What comics did you grow up reading, and what has influenced you work most?

Like most kids in Scotland and the rest of the UK I grew up reading comics as a matter of course. It was Whizzer and Chips and Victor, ones like that at the start. Then, like a whole generation, I got the 2000AD benders! It was 2000AD that plunged me into the deep well of comics that I am yet to crawl back out of. And I don’t want to, there are many great wonders in it. But I also quickly got into even more mature comics, like Warrior and Escape. Interest in Superheroes was only a short concern for me, because the more indie stuff seemed so much more vital and moving. Of course Alan Moore, and also Eddie Campbell, Grant Morrison, Harvey Pekar, Joe Sacco. This is nothing new but Moore has deeply influenced me, as with many others. Not so much that you can see it in my writing, but in the stance of wanting to do work that matters to you, that has a high level of sophistication. The love of the medium as an artistic form of expression and exploration. Cheers big Al!

What was the draw of Japan for a Scottish born comic creator?  How important is where you live and where you come from in making comics?

The draw of Japan is still a mystery to me in one way, although in another way it’s very simple: the lovely women! I came here with a Japanese girlfriend and settled. Apart from that I also thought it would be useful to be in Japan to make an effort to get into working in the manga industry. Which has proven to be the case, through giving it a good go in approaching editors and publishers here, and a bit of luck.  But I often need to make it clear that I’m not an expert in manga, or in fact such a big fan. That sounds odd coming from someone who lives in Japan, works with Japanese artists and publishers everyday, and is the editor of one of the most respected manga anthologies yet to come out (AX), but its true! I’m too busy actually getting on with MAKING my books to have time to become an expert about manga in general. Paul Gravett is an expert. Ryan Holmsberg (who did the Ax bio section for us) is an expert.
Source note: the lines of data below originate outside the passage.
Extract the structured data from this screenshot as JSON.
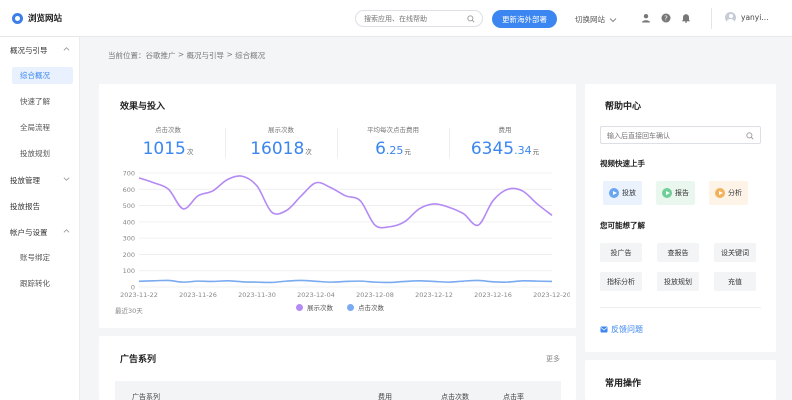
{
  "header": {
    "logo_text": "浏览网站",
    "search_placeholder": "搜索应用、在线帮助",
    "cta_label": "更新海外部署",
    "switch_site_label": "切换网站",
    "username": "yanyi..."
  },
  "sidebar": {
    "groups": [
      {
        "label": "概况与引导"
      },
      {
        "label": "投放管理"
      },
      {
        "label": "投放报告"
      },
      {
        "label": "帐户与设置"
      }
    ],
    "items": [
      {
        "label": "综合概况"
      },
      {
        "label": "快速了解"
      },
      {
        "label": "全局流程"
      },
      {
        "label": "投放规划"
      },
      {
        "label": "账号绑定"
      },
      {
        "label": "跟踪转化"
      }
    ]
  },
  "breadcrumb": {
    "prefix": "当前位置：",
    "items": [
      "谷歌推广",
      "概况与引导",
      "综合概况"
    ],
    "sep": " > "
  },
  "overview": {
    "title": "效果与投入",
    "stats": [
      {
        "label": "点击次数",
        "value": "1015",
        "frac": "",
        "unit": "次"
      },
      {
        "label": "展示次数",
        "value": "16018",
        "frac": "",
        "unit": "次"
      },
      {
        "label": "平均每次点击费用",
        "value": "6",
        "frac": ".25",
        "unit": "元"
      },
      {
        "label": "费用",
        "value": "6345",
        "frac": ".34",
        "unit": "元"
      }
    ],
    "range_label": "最近30天"
  },
  "chart_data": {
    "type": "line",
    "x": [
      "2023-11-22",
      "2023-11-23",
      "2023-11-24",
      "2023-11-25",
      "2023-11-26",
      "2023-11-27",
      "2023-11-28",
      "2023-11-29",
      "2023-11-30",
      "2023-12-01",
      "2023-12-02",
      "2023-12-03",
      "2023-12-04",
      "2023-12-05",
      "2023-12-06",
      "2023-12-07",
      "2023-12-08",
      "2023-12-09",
      "2023-12-10",
      "2023-12-11",
      "2023-12-12",
      "2023-12-13",
      "2023-12-14",
      "2023-12-15",
      "2023-12-16",
      "2023-12-17",
      "2023-12-18",
      "2023-12-19",
      "2023-12-20"
    ],
    "x_ticks": [
      "2023-11-22",
      "2023-11-26",
      "2023-11-30",
      "2023-12-04",
      "2023-12-08",
      "2023-12-12",
      "2023-12-16",
      "2023-12-20"
    ],
    "ylim": [
      0,
      700
    ],
    "y_ticks": [
      0,
      100,
      200,
      300,
      400,
      500,
      600,
      700
    ],
    "series": [
      {
        "name": "展示次数",
        "color": "#b48af4",
        "values": [
          670,
          640,
          600,
          480,
          560,
          590,
          660,
          680,
          620,
          460,
          470,
          560,
          640,
          610,
          560,
          530,
          380,
          370,
          400,
          480,
          510,
          490,
          450,
          380,
          530,
          600,
          590,
          510,
          440
        ]
      },
      {
        "name": "点击次数",
        "color": "#7aaaf0",
        "values": [
          35,
          38,
          40,
          30,
          36,
          34,
          38,
          32,
          30,
          28,
          36,
          40,
          35,
          30,
          34,
          36,
          30,
          28,
          34,
          38,
          34,
          30,
          36,
          40,
          32,
          30,
          38,
          36,
          34
        ]
      }
    ],
    "grid": true,
    "legend": "bottom-center"
  },
  "ads": {
    "title": "广告系列",
    "more_label": "更多",
    "columns": [
      "广告系列",
      "费用",
      "点击次数",
      "点击率"
    ]
  },
  "help": {
    "title": "帮助中心",
    "input_placeholder": "输入后直接回车确认",
    "video_title": "视频快速上手",
    "videos": [
      {
        "label": "投放",
        "color": "#6aa6f0",
        "bg": "#e9f2fd"
      },
      {
        "label": "报告",
        "color": "#6fcf97",
        "bg": "#eaf7ef"
      },
      {
        "label": "分析",
        "color": "#f2b25c",
        "bg": "#fdf3e6"
      }
    ],
    "faq_title": "您可能想了解",
    "faq": [
      "投广告",
      "查报告",
      "设关键词",
      "指标分析",
      "投放规划",
      "充值"
    ],
    "feedback_label": "反馈问题"
  },
  "common": {
    "title": "常用操作"
  }
}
The only area of manga I am knowledgable in is the gekiga type, the mature, indie style. And even that is mostly because the Ax Japan editor, Asakawa-san, has told me about it.

YAKUZA MOON manga edition, art by Michiru Morikawa
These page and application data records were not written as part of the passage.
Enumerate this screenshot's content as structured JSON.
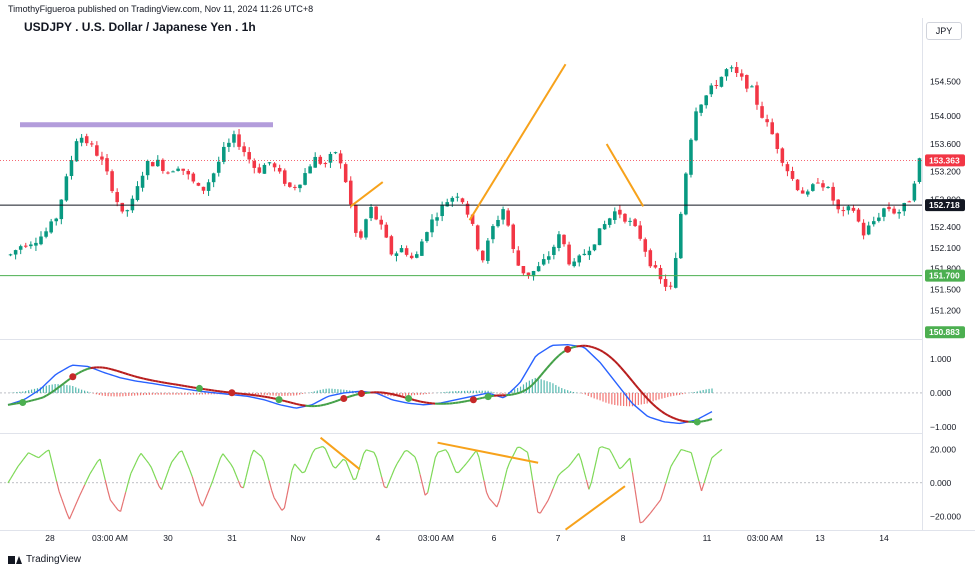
{
  "header": {
    "published": "TimothyFigueroa published on TradingView.com, Nov 11, 2024 11:26 UTC+8",
    "title": "USDJPY . U.S. Dollar / Japanese Yen . 1h",
    "symbol_badge": "JPY"
  },
  "footer": {
    "brand": "TradingView"
  },
  "colors": {
    "up": "#089981",
    "down": "#f23645",
    "grid": "#f0f3fa",
    "support_green": "#4caf50",
    "black_line": "#131722",
    "resistance_band": "#b39ddb",
    "trend_orange": "#f7a21b",
    "macd_line": "#2962ff",
    "signal_green": "#43a047",
    "signal_red": "#b71c1c",
    "rsi_green": "#7ed957",
    "rsi_red": "#e57373"
  },
  "chart_data": [
    {
      "type": "candlestick",
      "name": "price",
      "y_ticks": [
        "154.500",
        "154.000",
        "153.600",
        "153.200",
        "152.800",
        "152.400",
        "152.100",
        "151.800",
        "151.500",
        "151.200"
      ],
      "ylim": [
        150.8,
        155.1
      ],
      "x_ticks": [
        "28",
        "03:00 AM",
        "30",
        "31",
        "Nov",
        "4",
        "03:00 AM",
        "6",
        "7",
        "8",
        "11",
        "03:00 AM",
        "13",
        "14"
      ],
      "close_path": [
        152.0,
        152.15,
        152.2,
        152.3,
        152.5,
        153.1,
        153.75,
        153.6,
        153.4,
        153.0,
        152.55,
        152.8,
        153.3,
        153.35,
        153.2,
        153.3,
        153.1,
        152.9,
        153.15,
        153.5,
        153.7,
        153.45,
        153.2,
        153.35,
        153.15,
        152.95,
        153.1,
        153.4,
        153.3,
        153.5,
        153.0,
        152.1,
        152.7,
        152.4,
        152.0,
        152.1,
        151.9,
        152.35,
        152.6,
        152.8,
        152.9,
        152.5,
        151.9,
        152.4,
        152.7,
        151.9,
        151.7,
        151.8,
        152.0,
        152.3,
        151.8,
        152.0,
        152.2,
        152.45,
        152.65,
        152.5,
        152.3,
        151.9,
        151.6,
        151.5,
        153.0,
        154.1,
        154.3,
        154.5,
        154.7,
        154.55,
        154.4,
        154.0,
        153.7,
        153.3,
        153.0,
        152.85,
        153.1,
        152.9,
        152.55,
        152.7,
        152.3,
        152.5,
        152.7,
        152.6,
        152.75,
        153.363
      ],
      "levels": [
        {
          "value": 153.363,
          "label": "153.363",
          "style": "dotted-red"
        },
        {
          "value": 152.718,
          "label": "152.718",
          "style": "black"
        },
        {
          "value": 151.7,
          "label": "151.700",
          "style": "green"
        },
        {
          "value": 150.883,
          "label": "150.883",
          "style": "badge-only"
        }
      ],
      "resistance_band": 153.87,
      "trendlines": [
        {
          "x": [
            0.375,
            0.41
          ],
          "y": [
            152.7,
            153.05
          ]
        },
        {
          "x": [
            0.505,
            0.61
          ],
          "y": [
            152.5,
            154.75
          ]
        },
        {
          "x": [
            0.655,
            0.695
          ],
          "y": [
            153.6,
            152.7
          ]
        }
      ]
    },
    {
      "type": "line",
      "name": "macd",
      "y_ticks": [
        "1.000",
        "0.000",
        "−1.000"
      ],
      "ylim": [
        -1.15,
        1.5
      ],
      "macd_path": [
        -0.35,
        -0.2,
        0.1,
        0.55,
        0.82,
        0.78,
        0.6,
        0.45,
        0.35,
        0.28,
        0.2,
        0.12,
        0.05,
        0.0,
        -0.05,
        -0.1,
        -0.2,
        -0.35,
        -0.45,
        -0.35,
        -0.1,
        0.0,
        0.05,
        0.0,
        -0.2,
        -0.3,
        -0.35,
        -0.3,
        -0.2,
        -0.1,
        0.0,
        -0.15,
        0.3,
        1.1,
        1.4,
        1.42,
        1.35,
        0.9,
        0.3,
        -0.3,
        -0.7,
        -0.85,
        -0.9,
        -0.8,
        -0.55
      ],
      "dots": [
        {
          "i": 1,
          "color": "green"
        },
        {
          "i": 4,
          "color": "red"
        },
        {
          "i": 12,
          "color": "green"
        },
        {
          "i": 14,
          "color": "red"
        },
        {
          "i": 17,
          "color": "green"
        },
        {
          "i": 21,
          "color": "red"
        },
        {
          "i": 22,
          "color": "red"
        },
        {
          "i": 25,
          "color": "green"
        },
        {
          "i": 29,
          "color": "red"
        },
        {
          "i": 30,
          "color": "green"
        },
        {
          "i": 35,
          "color": "red"
        },
        {
          "i": 43,
          "color": "green"
        }
      ]
    },
    {
      "type": "line",
      "name": "oscillator",
      "y_ticks": [
        "20.000",
        "0.000",
        "−20.000"
      ],
      "ylim": [
        -27,
        28
      ],
      "osc_path": [
        0,
        10,
        18,
        15,
        20,
        -5,
        -22,
        -8,
        5,
        15,
        -10,
        -18,
        5,
        18,
        10,
        -5,
        12,
        20,
        5,
        -15,
        0,
        18,
        10,
        -5,
        20,
        15,
        -8,
        -18,
        12,
        5,
        20,
        22,
        8,
        15,
        0,
        20,
        18,
        -5,
        10,
        20,
        15,
        -10,
        18,
        20,
        5,
        12,
        20,
        -8,
        -15,
        10,
        22,
        18,
        -20,
        -10,
        5,
        10,
        18,
        -5,
        22,
        20,
        8,
        15,
        -25,
        -18,
        -10,
        10,
        20,
        18,
        -5,
        15,
        20
      ],
      "trendlines": [
        {
          "x": [
            0.342,
            0.385
          ],
          "y": [
            27,
            8
          ]
        },
        {
          "x": [
            0.47,
            0.58
          ],
          "y": [
            24,
            12
          ]
        },
        {
          "x": [
            0.61,
            0.675
          ],
          "y": [
            -28,
            -2
          ]
        }
      ]
    }
  ]
}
Continue reading From Scotland to Japan – An Interview With Sean Michael Wilson

War & Comics – An Interview With Rodge Glass.

Rodge Glass is the Glasgow based author of the critically acclaimed graphic novel Dougie’s War, which deals with a Scottish soldier returning from Afghanistan who faces his own very personal battle with Post Traumatic Stress Disorder.  With his upcoming Edinburgh Book Festival discussion about War and Comics, I thought I’d catch up with him and discuss the making of Dougie’s War.
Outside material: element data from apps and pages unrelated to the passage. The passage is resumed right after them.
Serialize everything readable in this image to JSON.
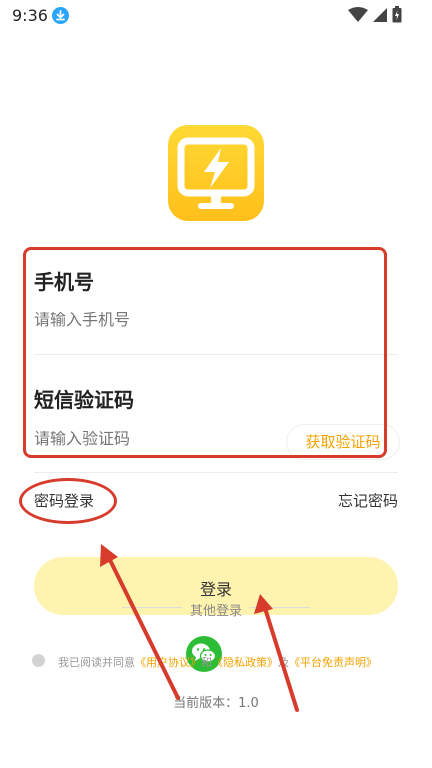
{
  "status_bar": {
    "time": "9:36"
  },
  "login_form": {
    "phone_label": "手机号",
    "phone_placeholder": "请输入手机号",
    "code_label": "短信验证码",
    "code_placeholder": "请输入验证码",
    "get_code_button": "获取验证码"
  },
  "password_login": "密码登录",
  "forgot_password": "忘记密码",
  "login_button": "登录",
  "other_login": "其他登录",
  "agreement": {
    "prefix": "我已阅读并同意",
    "user_agreement": "《用户协议》",
    "and1": "和",
    "privacy_policy": "《隐私政策》",
    "and2": "及",
    "disclaimer": "《平台免责声明》"
  },
  "version": "当前版本：1.0",
  "colors": {
    "accent": "#f3a300",
    "login_button_bg": "#fff3b0",
    "annotation_red": "#d63b2b",
    "wechat_green": "#2dbc36"
  }
}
The cover of Dougie's War

Dougie’s War’ is your first graphic novel.  How did the project come about, and why did you decide to use the comics form?

Adrian Searle approached me with the idea. He is Head of Freight, a really smart graphic design company who have moved into publishing recently with Freight Books. Adrian gave me my first publication in 2004 and he’s supported my work ever since. He was working with various charities to build awareness of issues to do with PTSD and noticed that in my second novel, Hope for Newborns, the main characters were three generations of an army family where there was a great deal of inner mental conflict. In that book there was an unclear sense of who the goodies and the baddies were. Also, a struggle which was really more about the war after the war, rather than the war itself. So he asked me to write Dougie. At the time I’d just finished a huge draining project, Alasdair Gray: A Secretary’s Biography and wanted a complete change. Also, I wanted an excuse to read comics and throw myself into another world. I’m glad I did.

Continue reading War & Comics – An Interview With Rodge Glass.